--- RECORD EXTRACTS Enclosed Below ---
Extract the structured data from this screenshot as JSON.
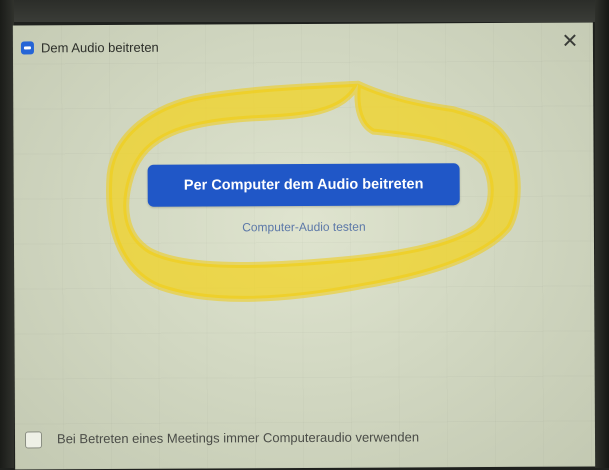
{
  "dialog": {
    "title": "Dem Audio beitreten",
    "close_symbol": "✕",
    "app_icon": "zoom-app-icon"
  },
  "main": {
    "join_button_label": "Per Computer dem Audio beitreten",
    "test_link_label": "Computer-Audio testen"
  },
  "footer": {
    "checkbox_label": "Bei Betreten eines Meetings immer Computeraudio verwenden",
    "checkbox_checked": false
  },
  "colors": {
    "accent": "#2057c7",
    "highlight": "#f2d21c",
    "dialog_bg": "#d6dcc6"
  }
}
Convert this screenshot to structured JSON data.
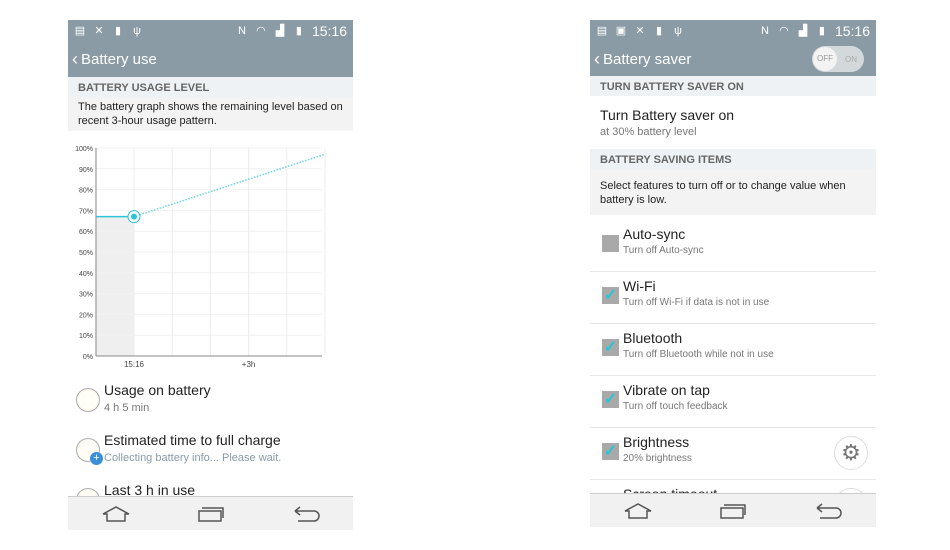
{
  "status": {
    "time": "15:16"
  },
  "battery_use": {
    "title": "Battery use",
    "section": "BATTERY USAGE LEVEL",
    "description": "The battery graph shows the remaining level based on recent 3-hour usage pattern.",
    "items": [
      {
        "title": "Usage on battery",
        "subtitle": "4 h 5 min",
        "icon": "clock-icon"
      },
      {
        "title": "Estimated time to full charge",
        "subtitle": "Collecting battery info... Please wait.",
        "icon": "clock-plus-icon"
      },
      {
        "title": "Last 3 h in use",
        "subtitle": "",
        "icon": "clock-icon"
      }
    ]
  },
  "chart_data": {
    "type": "line",
    "y_ticks": [
      "0%",
      "10%",
      "20%",
      "30%",
      "40%",
      "50%",
      "60%",
      "70%",
      "80%",
      "90%",
      "100%"
    ],
    "x_labels": [
      "15:16",
      "+3h"
    ],
    "ylim": [
      0,
      100
    ],
    "grid": true,
    "series": [
      {
        "style": "solid",
        "points": [
          [
            -1,
            67
          ],
          [
            0,
            67
          ]
        ]
      },
      {
        "style": "dotted-projection",
        "points": [
          [
            0,
            67
          ],
          [
            5,
            97
          ]
        ]
      }
    ],
    "accent": "#29c6d6"
  },
  "battery_saver": {
    "title": "Battery saver",
    "toggle": {
      "off": "OFF",
      "on": "ON",
      "state": "off"
    },
    "section1": "TURN BATTERY SAVER ON",
    "turn_on": {
      "title": "Turn Battery saver on",
      "subtitle": "at 30% battery level"
    },
    "section2": "BATTERY SAVING ITEMS",
    "description": "Select features to turn off or to change value when battery is low.",
    "items": [
      {
        "title": "Auto-sync",
        "subtitle": "Turn off Auto-sync",
        "checked": false,
        "gear": false
      },
      {
        "title": "Wi-Fi",
        "subtitle": "Turn off Wi-Fi if data is not in use",
        "checked": true,
        "gear": false
      },
      {
        "title": "Bluetooth",
        "subtitle": "Turn off Bluetooth while not in use",
        "checked": true,
        "gear": false
      },
      {
        "title": "Vibrate on tap",
        "subtitle": "Turn off touch feedback",
        "checked": true,
        "gear": false
      },
      {
        "title": "Brightness",
        "subtitle": "20% brightness",
        "checked": true,
        "gear": true
      },
      {
        "title": "Screen timeout",
        "subtitle": "",
        "checked": false,
        "gear": true
      }
    ]
  }
}
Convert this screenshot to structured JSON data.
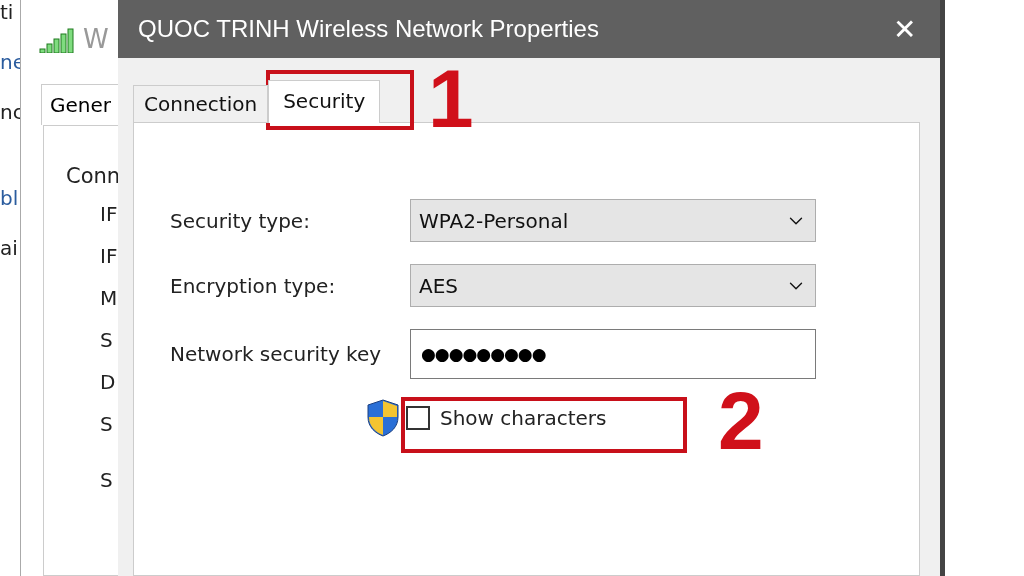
{
  "left_window": {
    "lines": [
      {
        "text": "ti",
        "link": false
      },
      {
        "text": "ne",
        "link": true
      },
      {
        "text": "nc",
        "link": false
      },
      {
        "text": "bl",
        "link": true
      },
      {
        "text": "ai",
        "link": false
      }
    ]
  },
  "status_window": {
    "title": "W",
    "tab": "Gener",
    "heading": "Conn",
    "rows": [
      "IF",
      "IF",
      "M",
      "S",
      "D",
      "S",
      "S"
    ]
  },
  "dialog": {
    "title": "QUOC TRINH Wireless Network Properties",
    "close": "✕",
    "tabs": [
      {
        "label": "Connection",
        "selected": false
      },
      {
        "label": "Security",
        "selected": true
      }
    ],
    "fields": [
      {
        "kind": "dropdown",
        "label": "Security type:",
        "value": "WPA2-Personal"
      },
      {
        "kind": "dropdown",
        "label": "Encryption type:",
        "value": "AES"
      },
      {
        "kind": "password",
        "label": "Network security key",
        "value": "●●●●●●●●●"
      }
    ],
    "show_characters": {
      "label": "Show characters",
      "checked": false
    }
  },
  "annotations": [
    {
      "number": "1"
    },
    {
      "number": "2"
    }
  ]
}
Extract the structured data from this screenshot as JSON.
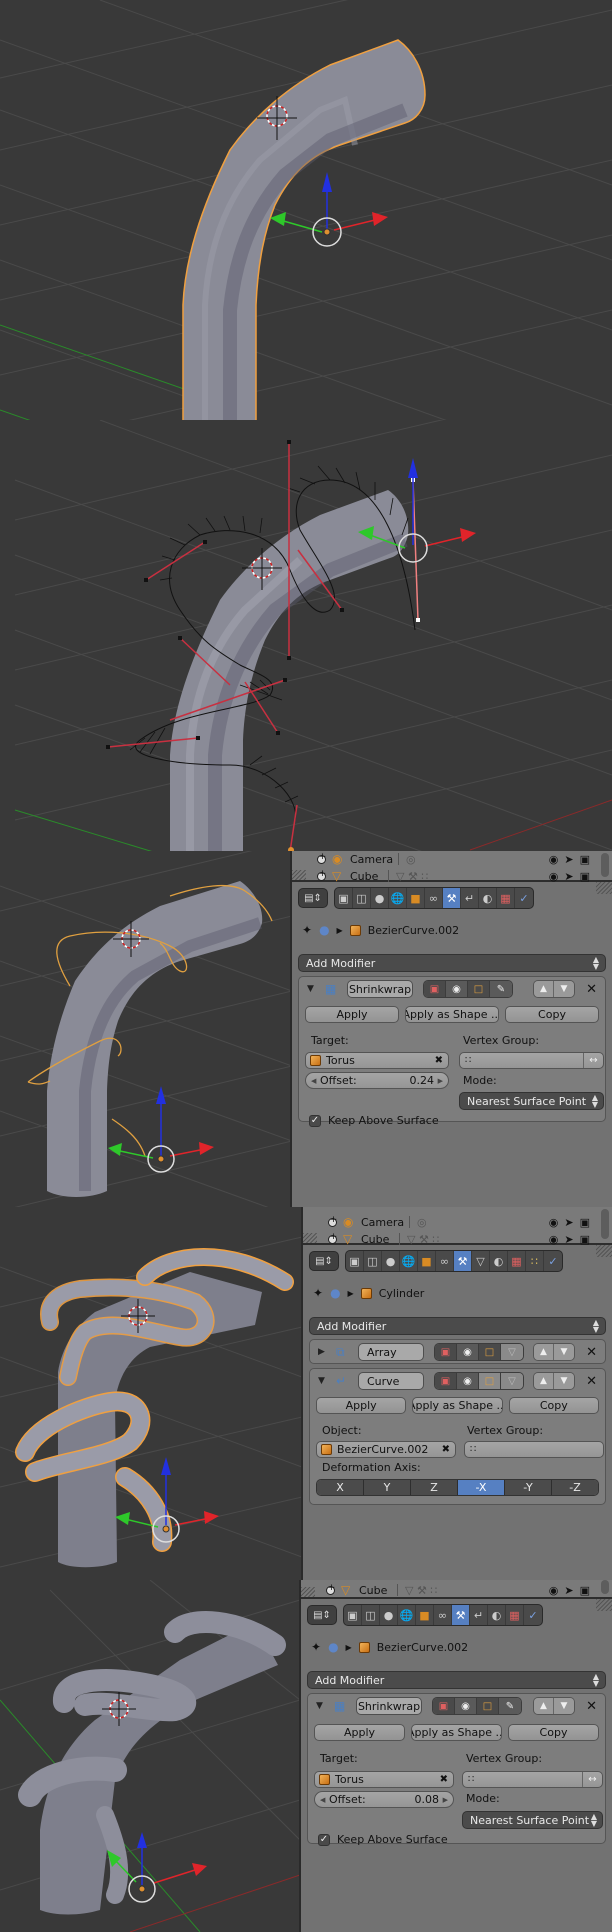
{
  "viewports": [
    {
      "name": "viewport-original-bent-tube",
      "desc": "Bent cylinder selected (orange outline) with 3D cursor and transform manipulator"
    },
    {
      "name": "viewport-bezier-curve-edit",
      "desc": "Bezier curve in edit mode spiraling around the tube with red handles"
    },
    {
      "name": "viewport-shrinkwrapped-curve",
      "desc": "Orange bezier curve wrapped around the tube"
    },
    {
      "name": "viewport-curve-deformed-cylinder",
      "desc": "Cylinder deformed along curve, wrapping around tube"
    },
    {
      "name": "viewport-final-wrapped",
      "desc": "Final wrapped tube with reduced offset"
    }
  ],
  "outliner": {
    "rows": [
      {
        "name": "Camera",
        "icon": "camera-icon",
        "data_icon": "camera-data-icon"
      },
      {
        "name": "Cube",
        "icon": "mesh-icon",
        "data_icon": "mesh-data-icon"
      }
    ],
    "right_icons": [
      "eye-icon",
      "cursor-icon",
      "render-icon"
    ]
  },
  "tabs_panel1": [
    "render",
    "render-layers",
    "scene",
    "world",
    "object",
    "constraints",
    "modifiers",
    "data-curve",
    "material",
    "texture",
    "physics"
  ],
  "tabs_panel2": [
    "render",
    "render-layers",
    "scene",
    "world",
    "object",
    "constraints",
    "modifiers",
    "data-mesh",
    "material",
    "texture",
    "particles",
    "physics"
  ],
  "panels": [
    {
      "object_name": "BezierCurve.002",
      "add_modifier": "Add Modifier",
      "modifier": {
        "type": "Shrinkwrap",
        "name": "Shrinkwrap",
        "apply": "Apply",
        "apply_shape": "Apply as Shape ...",
        "copy": "Copy",
        "target_label": "Target:",
        "target_value": "Torus",
        "vertex_group_label": "Vertex Group:",
        "vertex_group_value": "",
        "offset_label": "Offset:",
        "offset_value": "0.24",
        "mode_label": "Mode:",
        "mode_value": "Nearest Surface Point",
        "keep_above_label": "Keep Above Surface",
        "keep_above_checked": true
      }
    },
    {
      "object_name": "Cylinder",
      "add_modifier": "Add Modifier",
      "modifiers": [
        {
          "type": "Array",
          "name": "Array",
          "collapsed": true
        },
        {
          "type": "Curve",
          "name": "Curve",
          "collapsed": false,
          "apply": "Apply",
          "apply_shape": "Apply as Shape ...",
          "copy": "Copy",
          "object_label": "Object:",
          "object_value": "BezierCurve.002",
          "vertex_group_label": "Vertex Group:",
          "vertex_group_value": "",
          "deformation_axis_label": "Deformation Axis:",
          "axes": [
            "X",
            "Y",
            "Z",
            "-X",
            "-Y",
            "-Z"
          ],
          "selected_axis": "-X"
        }
      ]
    },
    {
      "object_name": "BezierCurve.002",
      "add_modifier": "Add Modifier",
      "modifier": {
        "type": "Shrinkwrap",
        "name": "Shrinkwrap",
        "apply": "Apply",
        "apply_shape": "Apply as Shape ...",
        "copy": "Copy",
        "target_label": "Target:",
        "target_value": "Torus",
        "vertex_group_label": "Vertex Group:",
        "vertex_group_value": "",
        "offset_label": "Offset:",
        "offset_value": "0.08",
        "mode_label": "Mode:",
        "mode_value": "Nearest Surface Point",
        "keep_above_label": "Keep Above Surface",
        "keep_above_checked": true
      }
    }
  ],
  "colors": {
    "viewport_bg": "#393939",
    "selection_outline": "#f0a040",
    "active_tab": "#5680c2",
    "axis_x": "#e0242a",
    "axis_y": "#2ec82a",
    "axis_z": "#2230e0"
  }
}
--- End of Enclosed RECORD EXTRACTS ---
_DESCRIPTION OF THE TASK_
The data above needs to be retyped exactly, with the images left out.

_TASK SOLUTION_
Extract the structured data from this screenshot as JSON.
{
  "dialog": {
    "title": "Dem Audio beitreten",
    "close_symbol": "✕",
    "app_icon": "zoom-app-icon"
  },
  "main": {
    "join_button_label": "Per Computer dem Audio beitreten",
    "test_link_label": "Computer-Audio testen"
  },
  "footer": {
    "checkbox_label": "Bei Betreten eines Meetings immer Computeraudio verwenden",
    "checkbox_checked": false
  },
  "colors": {
    "accent": "#2057c7",
    "highlight": "#f2d21c",
    "dialog_bg": "#d6dcc6"
  }
}
Convert this screenshot to structured JSON data.
{
  "status": {
    "time": "15:16"
  },
  "battery_use": {
    "title": "Battery use",
    "section": "BATTERY USAGE LEVEL",
    "description": "The battery graph shows the remaining level based on recent 3-hour usage pattern.",
    "items": [
      {
        "title": "Usage on battery",
        "subtitle": "4 h 5 min",
        "icon": "clock-icon"
      },
      {
        "title": "Estimated time to full charge",
        "subtitle": "Collecting battery info... Please wait.",
        "icon": "clock-plus-icon"
      },
      {
        "title": "Last 3 h in use",
        "subtitle": "",
        "icon": "clock-icon"
      }
    ]
  },
  "chart_data": {
    "type": "line",
    "y_ticks": [
      "0%",
      "10%",
      "20%",
      "30%",
      "40%",
      "50%",
      "60%",
      "70%",
      "80%",
      "90%",
      "100%"
    ],
    "x_labels": [
      "15:16",
      "+3h"
    ],
    "ylim": [
      0,
      100
    ],
    "grid": true,
    "series": [
      {
        "style": "solid",
        "points": [
          [
            -1,
            67
          ],
          [
            0,
            67
          ]
        ]
      },
      {
        "style": "dotted-projection",
        "points": [
          [
            0,
            67
          ],
          [
            5,
            97
          ]
        ]
      }
    ],
    "accent": "#29c6d6"
  },
  "battery_saver": {
    "title": "Battery saver",
    "toggle": {
      "off": "OFF",
      "on": "ON",
      "state": "off"
    },
    "section1": "TURN BATTERY SAVER ON",
    "turn_on": {
      "title": "Turn Battery saver on",
      "subtitle": "at 30% battery level"
    },
    "section2": "BATTERY SAVING ITEMS",
    "description": "Select features to turn off or to change value when battery is low.",
    "items": [
      {
        "title": "Auto-sync",
        "subtitle": "Turn off Auto-sync",
        "checked": false,
        "gear": false
      },
      {
        "title": "Wi-Fi",
        "subtitle": "Turn off Wi-Fi if data is not in use",
        "checked": true,
        "gear": false
      },
      {
        "title": "Bluetooth",
        "subtitle": "Turn off Bluetooth while not in use",
        "checked": true,
        "gear": false
      },
      {
        "title": "Vibrate on tap",
        "subtitle": "Turn off touch feedback",
        "checked": true,
        "gear": false
      },
      {
        "title": "Brightness",
        "subtitle": "20% brightness",
        "checked": true,
        "gear": true
      },
      {
        "title": "Screen timeout",
        "subtitle": "",
        "checked": false,
        "gear": true
      }
    ]
  }
}
Convert this screenshot to structured JSON data.
{
  "left_window": {
    "lines": [
      {
        "text": "ti",
        "link": false
      },
      {
        "text": "ne",
        "link": true
      },
      {
        "text": "nc",
        "link": false
      },
      {
        "text": "bl",
        "link": true
      },
      {
        "text": "ai",
        "link": false
      }
    ]
  },
  "status_window": {
    "title": "W",
    "tab": "Gener",
    "heading": "Conn",
    "rows": [
      "IF",
      "IF",
      "M",
      "S",
      "D",
      "S",
      "S"
    ]
  },
  "dialog": {
    "title": "QUOC TRINH Wireless Network Properties",
    "close": "✕",
    "tabs": [
      {
        "label": "Connection",
        "selected": false
      },
      {
        "label": "Security",
        "selected": true
      }
    ],
    "fields": [
      {
        "kind": "dropdown",
        "label": "Security type:",
        "value": "WPA2-Personal"
      },
      {
        "kind": "dropdown",
        "label": "Encryption type:",
        "value": "AES"
      },
      {
        "kind": "password",
        "label": "Network security key",
        "value": "●●●●●●●●●"
      }
    ],
    "show_characters": {
      "label": "Show characters",
      "checked": false
    }
  },
  "annotations": [
    {
      "number": "1"
    },
    {
      "number": "2"
    }
  ]
}
Extract the structured data from this screenshot as JSON.
{
  "viewports": [
    {
      "name": "viewport-original-bent-tube",
      "desc": "Bent cylinder selected (orange outline) with 3D cursor and transform manipulator"
    },
    {
      "name": "viewport-bezier-curve-edit",
      "desc": "Bezier curve in edit mode spiraling around the tube with red handles"
    },
    {
      "name": "viewport-shrinkwrapped-curve",
      "desc": "Orange bezier curve wrapped around the tube"
    },
    {
      "name": "viewport-curve-deformed-cylinder",
      "desc": "Cylinder deformed along curve, wrapping around tube"
    },
    {
      "name": "viewport-final-wrapped",
      "desc": "Final wrapped tube with reduced offset"
    }
  ],
  "outliner": {
    "rows": [
      {
        "name": "Camera",
        "icon": "camera-icon",
        "data_icon": "camera-data-icon"
      },
      {
        "name": "Cube",
        "icon": "mesh-icon",
        "data_icon": "mesh-data-icon"
      }
    ],
    "right_icons": [
      "eye-icon",
      "cursor-icon",
      "render-icon"
    ]
  },
  "tabs_panel1": [
    "render",
    "render-layers",
    "scene",
    "world",
    "object",
    "constraints",
    "modifiers",
    "data-curve",
    "material",
    "texture",
    "physics"
  ],
  "tabs_panel2": [
    "render",
    "render-layers",
    "scene",
    "world",
    "object",
    "constraints",
    "modifiers",
    "data-mesh",
    "material",
    "texture",
    "particles",
    "physics"
  ],
  "panels": [
    {
      "object_name": "BezierCurve.002",
      "add_modifier": "Add Modifier",
      "modifier": {
        "type": "Shrinkwrap",
        "name": "Shrinkwrap",
        "apply": "Apply",
        "apply_shape": "Apply as Shape ...",
        "copy": "Copy",
        "target_label": "Target:",
        "target_value": "Torus",
        "vertex_group_label": "Vertex Group:",
        "vertex_group_value": "",
        "offset_label": "Offset:",
        "offset_value": "0.24",
        "mode_label": "Mode:",
        "mode_value": "Nearest Surface Point",
        "keep_above_label": "Keep Above Surface",
        "keep_above_checked": true
      }
    },
    {
      "object_name": "Cylinder",
      "add_modifier": "Add Modifier",
      "modifiers": [
        {
          "type": "Array",
          "name": "Array",
          "collapsed": true
        },
        {
          "type": "Curve",
          "name": "Curve",
          "collapsed": false,
          "apply": "Apply",
          "apply_shape": "Apply as Shape ...",
          "copy": "Copy",
          "object_label": "Object:",
          "object_value": "BezierCurve.002",
          "vertex_group_label": "Vertex Group:",
          "vertex_group_value": "",
          "deformation_axis_label": "Deformation Axis:",
          "axes": [
            "X",
            "Y",
            "Z",
            "-X",
            "-Y",
            "-Z"
          ],
          "selected_axis": "-X"
        }
      ]
    },
    {
      "object_name": "BezierCurve.002",
      "add_modifier": "Add Modifier",
      "modifier": {
        "type": "Shrinkwrap",
        "name": "Shrinkwrap",
        "apply": "Apply",
        "apply_shape": "Apply as Shape ...",
        "copy": "Copy",
        "target_label": "Target:",
        "target_value": "Torus",
        "vertex_group_label": "Vertex Group:",
        "vertex_group_value": "",
        "offset_label": "Offset:",
        "offset_value": "0.08",
        "mode_label": "Mode:",
        "mode_value": "Nearest Surface Point",
        "keep_above_label": "Keep Above Surface",
        "keep_above_checked": true
      }
    }
  ],
  "colors": {
    "viewport_bg": "#393939",
    "selection_outline": "#f0a040",
    "active_tab": "#5680c2",
    "axis_x": "#e0242a",
    "axis_y": "#2ec82a",
    "axis_z": "#2230e0"
  }
}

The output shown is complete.